Bold, indeed. It's too soon to say where this trade ranks among Beane's best, but is it the boldest he's ever swung? MLB.com breaks it down.
5. Nick Swisher for Gio Gonzalez, Ryan Sweeney and Fautino De Los Santos (2008)
In May 2007, the A's signed Swisher to a five-year contract with a club option for 2012. Their first-round pick in the 2002 First-Year Player Draft, Swisher averaged 26 home runs and 82 RBIs in three full seasons in green and gold.
Eight months later, Beane shipped Swisher to the White Sox. In return, he got southpaw Gonzalez, outfielder Sweeney and pitching prospect De Los Santos.
Whether the trade was a success is up for debate. Swisher continued to produce over the next five seasons. Gonzalez struggled for two years and then had two great ones in Oakland, while Sweeney was a serviceable offensive player and De Los Santos never panned out.
Regardless, trading Swisher for three unproven players was gutsy.
4. Dan Haren and Connor Robertson for Brett Anderson, Chris Carter, Aaron Cunningham, Carlos Gonzalez, Greg Smith and Dana Eveland (2007)
This trade with the D-backs was both bold and lucrative.
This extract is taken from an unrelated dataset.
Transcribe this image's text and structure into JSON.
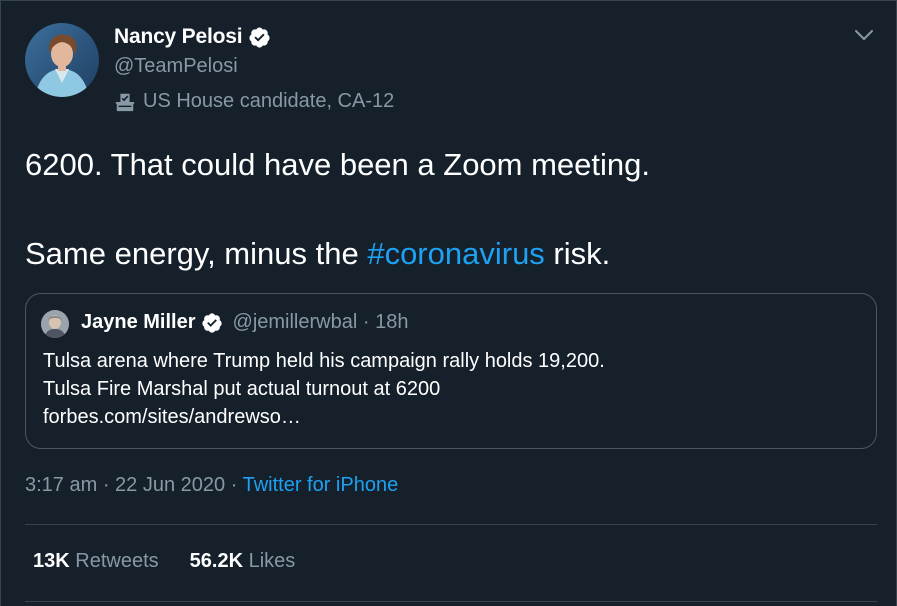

Haren, 27 at the time, was coming off three straight 34-start seasons of at least 14 wins. He went on to be just as good for the next four years.
But the haul of prospects Beane received for Haren and Robertson -- who made just nine career appearances -- was eye-popping. You may recognize the names now, but at the time, five of the six players dealt by Arizona had not seen a minute in the Majors. All six reached The Show.
Anderson found a long-term home in the A's rotation. Gonzalez played 85 games for Oakland in 2008. Carter faltered before starting to find his swing in 2012. Smith and Eveland spent time in the rotation.
Beane traded his ace, but he squeezed quite a package of prospects out of Arizona.
3. Addison Russell, Billy McKinney, Dan Straily and PTBNL for Jeff Samardzija and Jason Hammel (2014)
Beane began his July by parting ways with his top two prospects, including shortstop-of-the-future Russell. It was a quintessential win-now move, jeopardizing the team's future to some extent in order to bolster an already great 2014 rotation.
The long-term implications of the trade remain to be seen, but Beane's boldness stunned even the A's players, who saw it as a sign that Beane views this as a special group.
Samardzija has been unstoppable in Oakland so far, while Hammel has struggled. Of course, Beane had something to say about that on Thursday.
2. Mark Mulder for Haren, Kiko Calero and Daric Barton (2004)
Before Beane could deal Haren, he first needed to trade for him. To do that, he let go of Mulder, a five-year cornerstone of the A's rotation.
What made this move especially bold is the fact that Beane had traded Tim Hudson, another member of the Big Three, just two days earlier. The A's had missed the playoffs in 2004 after four straight exits in the American League Division Series, and Oakland could no longer afford to hold its pitching juggernaut together.
Hudson netted the A's Juan Cruz, Dan Meyer and Charles Thomas, none of whom contributed much. Mulder, on the other hand, netted them Haren along with Calero, their setup man during the 2006 AL Championship Series run.
Losing Mulder and Hudson was tough for A's fans to stomach, but Mulder had just one good season in St. Louis before imploding in 2006. Haren was not yet a proven starter, but Beane stuck to his guns and it paid off.
1. Cespedes and a Competitive Balance pick for Lester, Gomes and cash considerations (2014)
This one takes the cake.
Beane has made one audacious move after the next since becoming the A's GM in October 1997, but on Thursday, he reached new heights.
Cespedes has tremendous power and an outstanding outfield arm, and he hit third, fourth or fifth 359 times over the past two-plus seasons while endearing himself to the Oakland fans. Trading a heart-of-the-order bat in the midst of a playoff run: very bold.
Lester, though, is sparkling in 2014 and has a 2.11 ERA in 13 career playoff games (11 starts). The A's potential postseason rotation of Lester, Samardzija, Scott Kazmir and Sonny Gray is something to behold.
The greatest takeaway: Beane, at 52 years old, shows no sign of slowing down.